Interface dataset entries
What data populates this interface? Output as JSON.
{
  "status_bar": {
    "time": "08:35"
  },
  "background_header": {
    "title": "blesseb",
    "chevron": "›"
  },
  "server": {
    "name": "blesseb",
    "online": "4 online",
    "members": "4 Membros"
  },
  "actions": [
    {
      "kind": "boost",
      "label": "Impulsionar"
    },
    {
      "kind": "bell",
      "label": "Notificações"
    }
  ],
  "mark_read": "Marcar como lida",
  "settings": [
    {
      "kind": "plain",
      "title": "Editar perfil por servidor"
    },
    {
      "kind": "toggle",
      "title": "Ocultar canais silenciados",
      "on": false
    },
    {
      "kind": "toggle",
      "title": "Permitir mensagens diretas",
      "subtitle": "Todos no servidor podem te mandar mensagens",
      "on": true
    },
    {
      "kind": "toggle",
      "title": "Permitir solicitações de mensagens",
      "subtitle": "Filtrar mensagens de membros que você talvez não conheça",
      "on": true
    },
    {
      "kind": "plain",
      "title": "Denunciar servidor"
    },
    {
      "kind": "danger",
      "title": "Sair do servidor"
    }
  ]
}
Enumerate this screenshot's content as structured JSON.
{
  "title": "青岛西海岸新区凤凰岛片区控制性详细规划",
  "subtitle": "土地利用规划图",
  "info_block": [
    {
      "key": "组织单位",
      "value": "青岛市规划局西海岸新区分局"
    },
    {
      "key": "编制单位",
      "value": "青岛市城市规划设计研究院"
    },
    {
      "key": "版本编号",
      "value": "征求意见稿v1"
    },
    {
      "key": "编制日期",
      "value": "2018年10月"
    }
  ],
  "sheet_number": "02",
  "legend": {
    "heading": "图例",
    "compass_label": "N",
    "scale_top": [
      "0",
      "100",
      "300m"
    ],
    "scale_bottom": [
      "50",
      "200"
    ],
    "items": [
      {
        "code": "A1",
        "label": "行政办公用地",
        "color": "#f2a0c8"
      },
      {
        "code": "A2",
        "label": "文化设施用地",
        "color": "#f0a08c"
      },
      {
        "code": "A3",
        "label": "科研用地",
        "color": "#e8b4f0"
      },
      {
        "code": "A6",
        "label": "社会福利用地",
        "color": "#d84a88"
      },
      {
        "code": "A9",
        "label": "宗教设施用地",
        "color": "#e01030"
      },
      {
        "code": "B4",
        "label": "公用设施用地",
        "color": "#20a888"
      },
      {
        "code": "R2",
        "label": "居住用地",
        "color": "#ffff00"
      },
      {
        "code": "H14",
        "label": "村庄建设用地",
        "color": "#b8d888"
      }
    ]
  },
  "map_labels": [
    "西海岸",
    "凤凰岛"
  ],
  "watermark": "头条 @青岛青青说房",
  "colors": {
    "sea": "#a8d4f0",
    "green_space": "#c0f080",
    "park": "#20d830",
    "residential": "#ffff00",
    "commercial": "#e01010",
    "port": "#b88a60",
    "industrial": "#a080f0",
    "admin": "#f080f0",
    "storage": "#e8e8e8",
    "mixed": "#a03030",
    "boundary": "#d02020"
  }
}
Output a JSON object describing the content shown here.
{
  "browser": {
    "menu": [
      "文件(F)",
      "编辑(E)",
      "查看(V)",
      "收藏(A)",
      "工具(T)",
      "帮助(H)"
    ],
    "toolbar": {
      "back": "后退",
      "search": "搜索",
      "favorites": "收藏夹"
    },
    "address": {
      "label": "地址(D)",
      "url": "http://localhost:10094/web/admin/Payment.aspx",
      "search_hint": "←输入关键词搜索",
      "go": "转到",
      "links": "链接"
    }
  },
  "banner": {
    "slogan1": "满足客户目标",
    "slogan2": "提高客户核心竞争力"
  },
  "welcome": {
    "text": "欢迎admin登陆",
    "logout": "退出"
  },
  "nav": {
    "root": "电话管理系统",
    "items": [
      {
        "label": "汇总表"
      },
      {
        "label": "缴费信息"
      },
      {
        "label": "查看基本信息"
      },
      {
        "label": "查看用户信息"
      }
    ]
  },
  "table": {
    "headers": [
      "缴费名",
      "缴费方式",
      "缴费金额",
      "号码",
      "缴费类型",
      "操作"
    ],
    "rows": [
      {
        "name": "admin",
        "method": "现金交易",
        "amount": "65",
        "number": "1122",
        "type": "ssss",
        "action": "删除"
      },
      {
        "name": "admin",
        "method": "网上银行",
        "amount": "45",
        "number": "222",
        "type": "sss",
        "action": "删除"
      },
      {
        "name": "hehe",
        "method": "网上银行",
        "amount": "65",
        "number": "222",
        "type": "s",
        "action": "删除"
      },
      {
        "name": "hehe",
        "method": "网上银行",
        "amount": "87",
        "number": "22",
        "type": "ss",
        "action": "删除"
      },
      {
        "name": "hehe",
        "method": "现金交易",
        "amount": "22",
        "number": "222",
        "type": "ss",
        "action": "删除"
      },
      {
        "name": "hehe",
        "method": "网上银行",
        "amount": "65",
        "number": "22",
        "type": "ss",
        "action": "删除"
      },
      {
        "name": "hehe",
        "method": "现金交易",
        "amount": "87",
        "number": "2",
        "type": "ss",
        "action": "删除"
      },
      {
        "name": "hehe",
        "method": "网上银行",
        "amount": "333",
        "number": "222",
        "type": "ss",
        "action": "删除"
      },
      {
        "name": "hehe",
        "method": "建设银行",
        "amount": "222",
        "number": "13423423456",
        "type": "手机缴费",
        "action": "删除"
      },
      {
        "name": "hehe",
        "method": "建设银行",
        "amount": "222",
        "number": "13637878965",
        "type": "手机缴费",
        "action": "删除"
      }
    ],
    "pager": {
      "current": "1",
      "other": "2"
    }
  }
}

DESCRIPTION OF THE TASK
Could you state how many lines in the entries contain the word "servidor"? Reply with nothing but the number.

EXERCISE OUTPUT
4